Sydney artist and Chippendale local, SJ Norman, has won the 67th Blake Prize for a work which focuses on the 147 Aboriginal people who have lost their lives while in police custody over the last decade.
SJ Norman’s winning photographic diptych, Cicatrix (All that was taken, all that remains), documents 147 incisions which were made on the skin of the artist’s back during a ritual work lasting 147 minutes.
In the work, Norman stages a personal reclamation of the ancestral mourning rights he has been divested of as a Wiradjuri person. Cicatrix thus invites a consideration of the body as a vessel of complex grief, and the wound as a technology of transmutation.
From 65 finalist works, Norman was selected as the winner of the $35,000 cash prize at a launch event at Casula Powerhouse on Saturday March 26.
The three Blake Prize judges were Megan Monte, the inaugural Director of Ngununggula; Abdul Abdullah, a significant Australian multi-disciplinary artist; and Rosemary Crumlin OAM, a Sister of Mercy, art historian, educator and exhibition curator with a special interest in art and spirituality.
The judges said they were impressed by the ways the artist explores ideas of scarification and ceremonial languages of Aboriginal peoples into the work.
“Cicatrix, and the artist’s practice, resonates with the themes of this prize but also has the potential to expand how contemporary audiences engage with the themes of spirituality, belief and religion in our contemporary Australian context,” they added.
The Blake Prize is one of Australia’s longest-standing and most prestigious art prizes. It is a biennial event that engages local and international contemporary artists in conversations on the broader experience of spirituality, religion and belief.
Two other Australian artists were awarded prizes on March 26.

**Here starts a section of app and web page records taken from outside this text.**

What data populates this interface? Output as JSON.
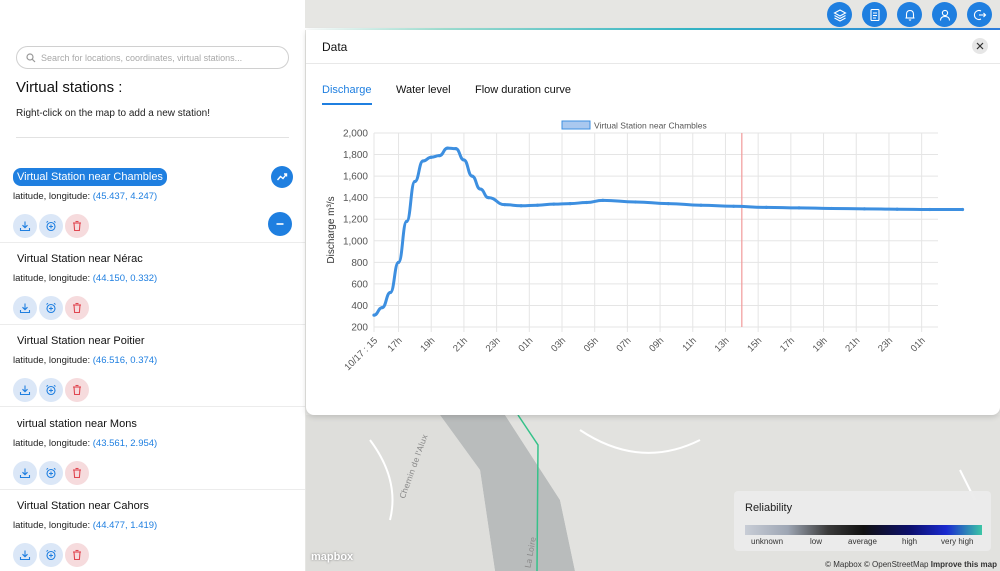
{
  "search": {
    "placeholder": "Search for locations, coordinates, virtual stations..."
  },
  "sidebar": {
    "title": "Virtual stations :",
    "hint": "Right-click on the map to add a new station!",
    "coords_label": "latitude, longitude:",
    "stations": [
      {
        "name": "Virtual Station near Chambles",
        "coords": "(45.437, 4.247)",
        "selected": true
      },
      {
        "name": "Virtual Station near Nérac",
        "coords": "(44.150, 0.332)",
        "selected": false
      },
      {
        "name": "Virtual Station near Poitier",
        "coords": "(46.516, 0.374)",
        "selected": false
      },
      {
        "name": "virtual station near Mons",
        "coords": "(43.561, 2.954)",
        "selected": false
      },
      {
        "name": "Virtual Station near Cahors",
        "coords": "(44.477, 1.419)",
        "selected": false
      }
    ]
  },
  "topbar": {
    "icons": [
      "layers-icon",
      "document-icon",
      "bell-icon",
      "user-icon",
      "logout-icon"
    ]
  },
  "panel": {
    "title": "Data",
    "tabs": [
      {
        "label": "Discharge",
        "active": true
      },
      {
        "label": "Water level",
        "active": false
      },
      {
        "label": "Flow duration curve",
        "active": false
      }
    ]
  },
  "chart_data": {
    "type": "line",
    "legend": "Virtual Station near Chambles",
    "ylabel": "Discharge m³/s",
    "xlabel": "",
    "ylim": [
      200,
      2000
    ],
    "yticks": [
      "200",
      "400",
      "600",
      "800",
      "1,000",
      "1,200",
      "1,400",
      "1,600",
      "1,800",
      "2,000"
    ],
    "xticks": [
      "10/17 : 15",
      "17h",
      "19h",
      "21h",
      "23h",
      "01h",
      "03h",
      "05h",
      "07h",
      "09h",
      "11h",
      "13h",
      "15h",
      "17h",
      "19h",
      "21h",
      "23h",
      "01h"
    ],
    "grid": true,
    "marker_line_at": "14h",
    "series": [
      {
        "name": "Virtual Station near Chambles",
        "color": "#3d8fe0",
        "x_hours": [
          0,
          0.5,
          1,
          1.5,
          2,
          2.5,
          3,
          3.5,
          4,
          4.5,
          5,
          5.5,
          6,
          6.5,
          7,
          8,
          9,
          10,
          11,
          12,
          13,
          14,
          16,
          18,
          20,
          22,
          24,
          26,
          28,
          30,
          32,
          34,
          36
        ],
        "values": [
          310,
          380,
          520,
          800,
          1180,
          1550,
          1740,
          1775,
          1790,
          1860,
          1855,
          1750,
          1600,
          1480,
          1400,
          1335,
          1325,
          1330,
          1340,
          1345,
          1355,
          1375,
          1360,
          1345,
          1330,
          1320,
          1310,
          1305,
          1300,
          1296,
          1293,
          1290,
          1290
        ]
      }
    ]
  },
  "reliability": {
    "title": "Reliability",
    "labels": [
      "unknown",
      "low",
      "average",
      "high",
      "very high"
    ]
  },
  "map": {
    "labels": [
      "Chemin de l'Alux",
      "La Loire"
    ],
    "logo": "mapbox",
    "attribution": "© Mapbox © OpenStreetMap",
    "improve": "Improve this map"
  }
}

Katy B Plummer of Annandale NSW took out the Established Artist Residency prize for her interactive audio-visual multi-platform work WE ARE ALL ASTONISHINGLY WISE. Plummer’s work features a good-natured oracle that interacts with the audience – holding up poetic texts and a QR code that, when scanned, offers possible interpretations of the text by two Diviners. As a part of her prize, Katy receives a residency and solo exhibition at Casula Powerhouse Arts Centre.
Queens Park WA resident Sakinah Alatas was awarded the Emerging Artist Prize for her work “Qadarullah” (Divine decree), an introspective piece that uses a Muslim prayer mat to explore the artist’s feelings of surrendering to God’s will after losing her mother and giving birth in the same week. Alatas receives $6,000 as a part of her prize and her work has been acquired for the Liverpool City Council Collection.
67th Blake Prize exhibition
Free entry – and runs until May 22
More info: www.casulapowerhouse.com